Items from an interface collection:
+++++

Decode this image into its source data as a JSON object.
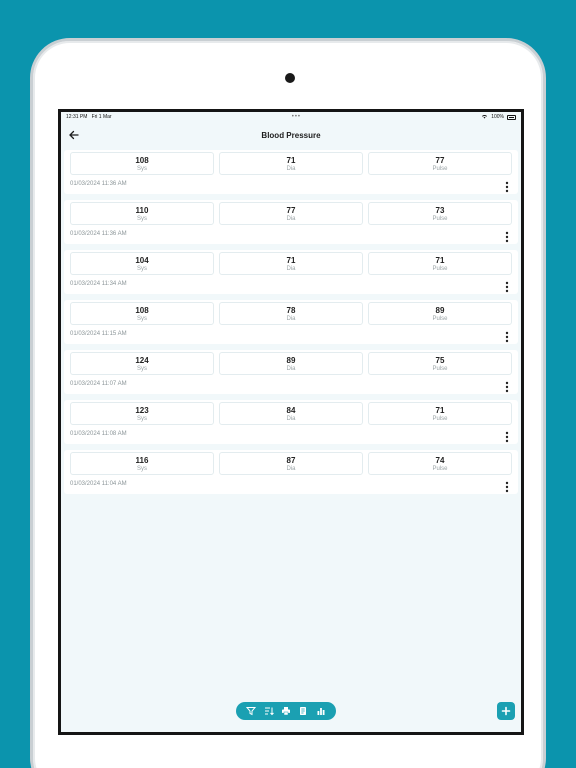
{
  "status_bar": {
    "time": "12:31 PM",
    "date": "Fri 1 Mar",
    "battery": "100%"
  },
  "header": {
    "title": "Blood Pressure"
  },
  "labels": {
    "sys": "Sys",
    "dia": "Dia",
    "pulse": "Pulse"
  },
  "records": [
    {
      "sys": "108",
      "dia": "71",
      "pulse": "77",
      "timestamp": "01/03/2024  11:36 AM"
    },
    {
      "sys": "110",
      "dia": "77",
      "pulse": "73",
      "timestamp": "01/03/2024  11:36 AM"
    },
    {
      "sys": "104",
      "dia": "71",
      "pulse": "71",
      "timestamp": "01/03/2024  11:34 AM"
    },
    {
      "sys": "108",
      "dia": "78",
      "pulse": "89",
      "timestamp": "01/03/2024  11:15 AM"
    },
    {
      "sys": "124",
      "dia": "89",
      "pulse": "75",
      "timestamp": "01/03/2024  11:07 AM"
    },
    {
      "sys": "123",
      "dia": "84",
      "pulse": "71",
      "timestamp": "01/03/2024  11:08 AM"
    },
    {
      "sys": "116",
      "dia": "87",
      "pulse": "74",
      "timestamp": "01/03/2024  11:04 AM"
    }
  ],
  "toolbar": {
    "icons": [
      "filter-icon",
      "sort-icon",
      "print-icon",
      "report-icon",
      "chart-icon"
    ]
  },
  "fab": {
    "icon": "plus-icon"
  },
  "colors": {
    "background": "#0b94ad",
    "accent": "#1ba0b2",
    "screen_bg": "#f1f8fa"
  }
}
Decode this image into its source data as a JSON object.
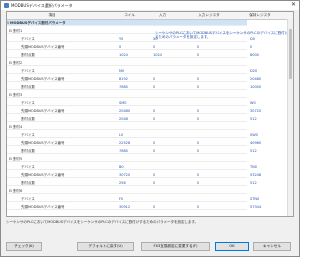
{
  "window": {
    "title": "MODBUSデバイス選択パラメータ"
  },
  "columns": [
    "項目",
    "コイル",
    "入力",
    "入力レジスタ",
    "保持レジスタ"
  ],
  "description": "シーケンサのPLCにおいてMODBUSデバイスをシーケンサのPLCのデバイスに割付けするためのパラメータを設定します。",
  "rows": [
    {
      "label": "MODBUSデバイス割付パラメータ",
      "kind": "section",
      "v": [
        "",
        "",
        "",
        ""
      ]
    },
    {
      "label": "割付1",
      "kind": "group",
      "v": [
        "",
        "",
        "",
        ""
      ]
    },
    {
      "label": "デバイス",
      "kind": "item",
      "v": [
        "Y0",
        "X0",
        "",
        "D0"
      ]
    },
    {
      "label": "先頭MODBUSデバイス番号",
      "kind": "item",
      "v": [
        "0",
        "0",
        "0",
        "0"
      ]
    },
    {
      "label": "割付点数",
      "kind": "item",
      "v": [
        "1024",
        "1024",
        "0",
        "8000"
      ]
    },
    {
      "label": "割付2",
      "kind": "group",
      "v": [
        "",
        "",
        "",
        ""
      ]
    },
    {
      "label": "デバイス",
      "kind": "item",
      "v": [
        "M0",
        "",
        "",
        "D20"
      ]
    },
    {
      "label": "先頭MODBUSデバイス番号",
      "kind": "item",
      "v": [
        "8192",
        "0",
        "0",
        "20480"
      ]
    },
    {
      "label": "割付点数",
      "kind": "item",
      "v": [
        "7680",
        "0",
        "0",
        "10000"
      ]
    },
    {
      "label": "割付3",
      "kind": "group",
      "v": [
        "",
        "",
        "",
        ""
      ]
    },
    {
      "label": "デバイス",
      "kind": "item",
      "v": [
        "SM0",
        "",
        "",
        "W0"
      ]
    },
    {
      "label": "先頭MODBUSデバイス番号",
      "kind": "item",
      "v": [
        "20480",
        "0",
        "0",
        "30720"
      ]
    },
    {
      "label": "割付点数",
      "kind": "item",
      "v": [
        "2048",
        "0",
        "0",
        "512"
      ]
    },
    {
      "label": "割付4",
      "kind": "group",
      "v": [
        "",
        "",
        "",
        ""
      ]
    },
    {
      "label": "デバイス",
      "kind": "item",
      "v": [
        "L0",
        "",
        "",
        "SW0"
      ]
    },
    {
      "label": "先頭MODBUSデバイス番号",
      "kind": "item",
      "v": [
        "22528",
        "0",
        "0",
        "40960"
      ]
    },
    {
      "label": "割付点数",
      "kind": "item",
      "v": [
        "7680",
        "0",
        "0",
        "512"
      ]
    },
    {
      "label": "割付5",
      "kind": "group",
      "v": [
        "",
        "",
        "",
        ""
      ]
    },
    {
      "label": "デバイス",
      "kind": "item",
      "v": [
        "B0",
        "",
        "",
        "TN0"
      ]
    },
    {
      "label": "先頭MODBUSデバイス番号",
      "kind": "item",
      "v": [
        "30720",
        "0",
        "0",
        "53248"
      ]
    },
    {
      "label": "割付点数",
      "kind": "item",
      "v": [
        "256",
        "0",
        "0",
        "512"
      ]
    },
    {
      "label": "割付6",
      "kind": "group",
      "v": [
        "",
        "",
        "",
        ""
      ]
    },
    {
      "label": "デバイス",
      "kind": "item",
      "v": [
        "F0",
        "",
        "",
        "STN0"
      ]
    },
    {
      "label": "先頭MODBUSデバイス番号",
      "kind": "item",
      "v": [
        "30912",
        "0",
        "0",
        "57344"
      ]
    }
  ],
  "footer_text": "シーケンサのPLCにおいてMODBUSデバイスをシーケンサのPLCのデバイスに割付けするためのパラメータを設定します。",
  "buttons": {
    "check": "チェック(K)",
    "default": "デフォルトに戻す(U)",
    "fx3_compat": "FX3互換設定に変更する(F)",
    "ok": "OK",
    "cancel": "キャンセル"
  }
}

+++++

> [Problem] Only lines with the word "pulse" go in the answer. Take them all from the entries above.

> [Exercise answer]
    "pulse": "Pulse"
      "pulse": "77",
      "pulse": "73",
      "pulse": "71",
      "pulse": "89",
      "pulse": "75",
      "pulse": "71",
      "pulse": "74",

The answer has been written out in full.